Apple has announced a multi-billion dollar deal with chipmaker Broadcom, aiming to incorporate more US-made components into its products.
As part of the long-term agreement, the two American companies will collaborate on the development of 5G device components that will be both designed and manufactured within the United States.
This partnership aligns with Apple’s 2021 commitment to invest $430 billion (£346 billion) in the US economy.
The move comes amid escalating trade tensions between Washington and Beijing, particularly within the technology industry. The US has implemented various measures against China’s chip manufacturing sector while also investing significant funds to strengthen its domestic semiconductor industry.

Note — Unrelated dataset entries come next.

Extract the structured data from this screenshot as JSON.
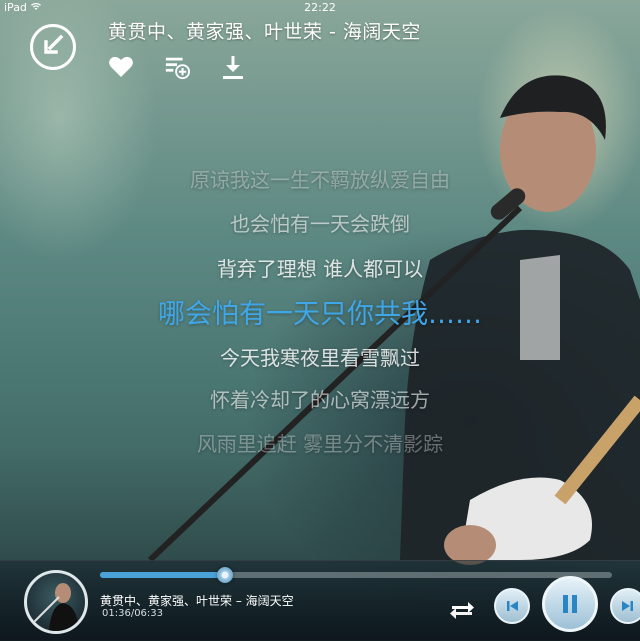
{
  "status_bar": {
    "device": "iPad",
    "time": "22:22"
  },
  "header": {
    "title": "黄贯中、黄家强、叶世荣 - 海阔天空"
  },
  "icons": {
    "back": "back-arrow-icon",
    "favorite": "heart-icon",
    "add_to_playlist": "playlist-add-icon",
    "download": "download-icon"
  },
  "lyrics": [
    {
      "text": "原谅我这一生不羁放纵爱自由",
      "state": "past"
    },
    {
      "text": "也会怕有一天会跌倒",
      "state": "past"
    },
    {
      "text": "背弃了理想 谁人都可以",
      "state": "past"
    },
    {
      "text": "哪会怕有一天只你共我……",
      "state": "current"
    },
    {
      "text": "今天我寒夜里看雪飘过",
      "state": "upcoming"
    },
    {
      "text": "怀着冷却了的心窝漂远方",
      "state": "upcoming"
    },
    {
      "text": "风雨里追赶 雾里分不清影踪",
      "state": "upcoming"
    }
  ],
  "colors": {
    "current_lyric": "#3fa6e8",
    "progress": "#4aa3d8"
  },
  "player": {
    "title": "黄贯中、黄家强、叶世荣 – 海阔天空",
    "time": "01:36/06:33",
    "progress": 0.244
  }
}
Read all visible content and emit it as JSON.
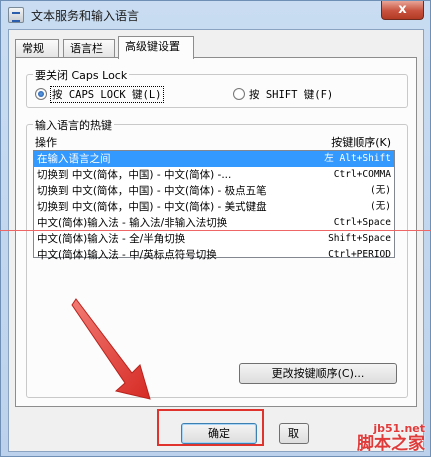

In recent times, US tech giants have faced growing scrutiny from lawmakers across party lines due to their heavy reliance on Chinese manufacturers and components.
To mitigate risks and diversify its supply chains, Apple has gradually expanded manufacturing operations beyond China, leveraging countries like India and Vietnam.
Last year, Apple announced its plans to procure semiconductors from a Taiwanese chipmaking giant, TSMC, which is constructing a factory in Arizona, USA.
Moreover, in 2022, Apple unveiled its strategy to manufacture the iPhone 14 in India, a crucial step toward broadening its manufacturing base outside of China. This expansion augmented the company’s existing Indian manufacturing operations, which had been active in the state of Tamil Nadu since 2017.
Recently, Apple introduced its first retail stores in India, located in Mumbai and Delhi, bolstering its presence in the country.
Under the new deal, which expands upon Apple’s existing partnership with Broadcom, components for Apple devices will be designed and produced in Colorado and other parts of the United States.
Apple’s CEO, Tim Cook, expressed enthusiasm about the commitments made, emphasizing the utilization of American manufacturing’s ingenuity, creativity, and innovative spirit.
Tensions between the US and China have continued to escalate, with China recently labeling products from major US memory chip manufacturer Micron Technology as a national security risk, marking a significant move against an American chip maker by Beijing’s cyberspace regulator.